[[ Material for the task open ]]
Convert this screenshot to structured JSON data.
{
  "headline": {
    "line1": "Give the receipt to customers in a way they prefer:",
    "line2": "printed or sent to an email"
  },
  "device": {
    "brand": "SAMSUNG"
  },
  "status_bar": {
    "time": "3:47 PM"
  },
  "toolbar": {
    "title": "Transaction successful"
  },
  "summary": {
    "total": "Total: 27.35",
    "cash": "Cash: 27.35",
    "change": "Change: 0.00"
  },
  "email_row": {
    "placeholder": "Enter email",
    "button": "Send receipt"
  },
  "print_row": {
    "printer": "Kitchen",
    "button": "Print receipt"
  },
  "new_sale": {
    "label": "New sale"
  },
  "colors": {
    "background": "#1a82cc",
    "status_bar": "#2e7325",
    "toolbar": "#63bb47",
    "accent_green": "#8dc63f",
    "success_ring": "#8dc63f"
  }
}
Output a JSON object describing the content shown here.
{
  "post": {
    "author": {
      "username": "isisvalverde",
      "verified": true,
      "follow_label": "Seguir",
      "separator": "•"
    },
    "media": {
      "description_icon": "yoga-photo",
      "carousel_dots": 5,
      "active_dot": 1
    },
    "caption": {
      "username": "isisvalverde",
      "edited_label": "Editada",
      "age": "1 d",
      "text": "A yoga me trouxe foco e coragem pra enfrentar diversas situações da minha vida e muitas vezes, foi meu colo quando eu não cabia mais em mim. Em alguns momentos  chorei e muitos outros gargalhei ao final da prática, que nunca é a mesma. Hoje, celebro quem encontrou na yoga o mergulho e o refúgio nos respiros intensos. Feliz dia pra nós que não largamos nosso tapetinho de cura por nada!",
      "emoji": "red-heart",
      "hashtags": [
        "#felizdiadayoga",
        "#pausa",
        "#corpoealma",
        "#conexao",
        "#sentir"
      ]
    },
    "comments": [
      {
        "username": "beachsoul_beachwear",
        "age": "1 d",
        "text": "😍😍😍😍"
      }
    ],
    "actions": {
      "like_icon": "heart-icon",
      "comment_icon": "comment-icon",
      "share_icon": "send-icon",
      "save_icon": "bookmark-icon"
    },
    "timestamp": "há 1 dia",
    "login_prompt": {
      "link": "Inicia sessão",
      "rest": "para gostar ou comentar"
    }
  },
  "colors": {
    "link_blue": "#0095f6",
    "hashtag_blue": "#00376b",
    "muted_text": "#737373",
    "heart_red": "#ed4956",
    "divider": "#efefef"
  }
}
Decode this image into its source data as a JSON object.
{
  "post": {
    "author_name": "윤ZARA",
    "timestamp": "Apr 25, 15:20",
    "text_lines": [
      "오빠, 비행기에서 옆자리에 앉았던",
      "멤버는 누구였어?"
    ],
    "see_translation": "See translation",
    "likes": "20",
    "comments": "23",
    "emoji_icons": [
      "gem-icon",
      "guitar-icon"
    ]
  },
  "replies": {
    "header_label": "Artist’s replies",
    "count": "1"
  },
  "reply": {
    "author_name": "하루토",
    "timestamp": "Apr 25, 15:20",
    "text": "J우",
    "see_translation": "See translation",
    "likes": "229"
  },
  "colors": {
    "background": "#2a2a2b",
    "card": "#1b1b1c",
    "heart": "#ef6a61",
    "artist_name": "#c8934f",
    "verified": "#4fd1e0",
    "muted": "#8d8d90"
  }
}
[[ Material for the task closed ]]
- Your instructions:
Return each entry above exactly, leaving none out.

- Solution for this exercise:
Convert this screenshot to structured JSON data.
{
  "headline": {
    "line1": "Give the receipt to customers in a way they prefer:",
    "line2": "printed or sent to an email"
  },
  "device": {
    "brand": "SAMSUNG"
  },
  "status_bar": {
    "time": "3:47 PM"
  },
  "toolbar": {
    "title": "Transaction successful"
  },
  "summary": {
    "total": "Total: 27.35",
    "cash": "Cash: 27.35",
    "change": "Change: 0.00"
  },
  "email_row": {
    "placeholder": "Enter email",
    "button": "Send receipt"
  },
  "print_row": {
    "printer": "Kitchen",
    "button": "Print receipt"
  },
  "new_sale": {
    "label": "New sale"
  },
  "colors": {
    "background": "#1a82cc",
    "status_bar": "#2e7325",
    "toolbar": "#63bb47",
    "accent_green": "#8dc63f",
    "success_ring": "#8dc63f"
  }
}
Output a JSON object describing the content shown here.
{
  "post": {
    "author": {
      "username": "isisvalverde",
      "verified": true,
      "follow_label": "Seguir",
      "separator": "•"
    },
    "media": {
      "description_icon": "yoga-photo",
      "carousel_dots": 5,
      "active_dot": 1
    },
    "caption": {
      "username": "isisvalverde",
      "edited_label": "Editada",
      "age": "1 d",
      "text": "A yoga me trouxe foco e coragem pra enfrentar diversas situações da minha vida e muitas vezes, foi meu colo quando eu não cabia mais em mim. Em alguns momentos  chorei e muitos outros gargalhei ao final da prática, que nunca é a mesma. Hoje, celebro quem encontrou na yoga o mergulho e o refúgio nos respiros intensos. Feliz dia pra nós que não largamos nosso tapetinho de cura por nada!",
      "emoji": "red-heart",
      "hashtags": [
        "#felizdiadayoga",
        "#pausa",
        "#corpoealma",
        "#conexao",
        "#sentir"
      ]
    },
    "comments": [
      {
        "username": "beachsoul_beachwear",
        "age": "1 d",
        "text": "😍😍😍😍"
      }
    ],
    "actions": {
      "like_icon": "heart-icon",
      "comment_icon": "comment-icon",
      "share_icon": "send-icon",
      "save_icon": "bookmark-icon"
    },
    "timestamp": "há 1 dia",
    "login_prompt": {
      "link": "Inicia sessão",
      "rest": "para gostar ou comentar"
    }
  },
  "colors": {
    "link_blue": "#0095f6",
    "hashtag_blue": "#00376b",
    "muted_text": "#737373",
    "heart_red": "#ed4956",
    "divider": "#efefef"
  }
}
Decode this image into its source data as a JSON object.
{
  "post": {
    "author_name": "윤ZARA",
    "timestamp": "Apr 25, 15:20",
    "text_lines": [
      "오빠, 비행기에서 옆자리에 앉았던",
      "멤버는 누구였어?"
    ],
    "see_translation": "See translation",
    "likes": "20",
    "comments": "23",
    "emoji_icons": [
      "gem-icon",
      "guitar-icon"
    ]
  },
  "replies": {
    "header_label": "Artist’s replies",
    "count": "1"
  },
  "reply": {
    "author_name": "하루토",
    "timestamp": "Apr 25, 15:20",
    "text": "J우",
    "see_translation": "See translation",
    "likes": "229"
  },
  "colors": {
    "background": "#2a2a2b",
    "card": "#1b1b1c",
    "heart": "#ef6a61",
    "artist_name": "#c8934f",
    "verified": "#4fd1e0",
    "muted": "#8d8d90"
  }
}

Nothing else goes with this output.